A Rifle of Many Travels

I was visiting a friend recently (James, who runs Tombstone Territorial Firearms, which you should definitely visit if you are ever in Tombstone – it’s a remarkably well-stocked shop), and he had pulled out a particular beat-up old rifle that he though I would find interesting. I definitely did – and grabbed some photos to share it with you folks as well.

Mauser K98k with provenance to Germany, Russia, and Vietnam
Pretty beat-up old rifle, isn’t it?

At first glance, it is a K98k Mauser that has really seen better days – it’s pretty well beat up, and is missing some parts (like the rear barrel band and the front band retaining spring). And, it has a paper plaque affixed to the side of the stock…but we will get to that in a minute. First up, let’s check the receiver:


Made in 1944, by Waffen-Werke Brunn, aka Brno in Czechoslovakia. Late-war production, this almost certainly saw service in the Germany military during the last months of the war. It then went on a trip east:


See that “X” on the rear of the barrel, over the serial number (sorry for the fuzzy photo)? That signifies that the rifle was captured and eventually refurbished by the Russians, and spent who knows how long in storage awaiting World War III. Now, Russian-capture K98k Mausers are by no means uncommon – what makes this one stand out is where it went next.


The rifle found its way down to Vietnam, perhaps via China somehow, where it ended up being presented by a Vietnamese officer to an American Sergeant, who proceeded to bring it back home to the US. Quite the journey!
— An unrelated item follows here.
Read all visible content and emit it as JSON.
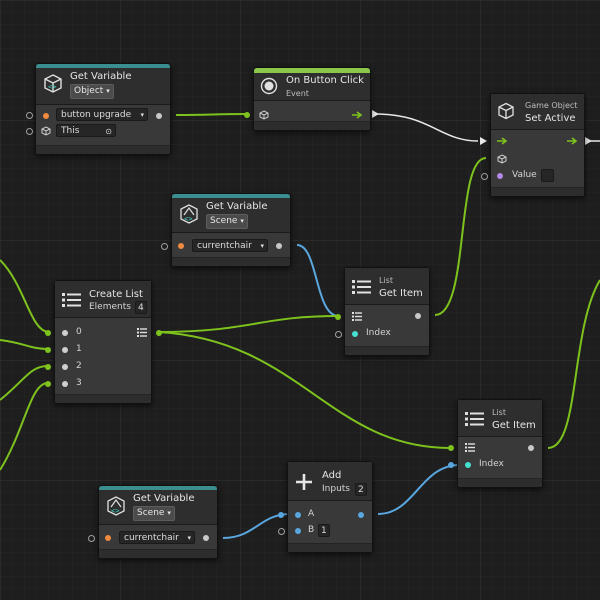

Unfortunately, we don’t know the circumstances what led the Vietnamese to gift it to the American and while I can’t read the plaque, it doesn’t appear to include a description of an event.

Being able to see the history of a particular rifle like this is one of the most interesting aspects of gun collecting…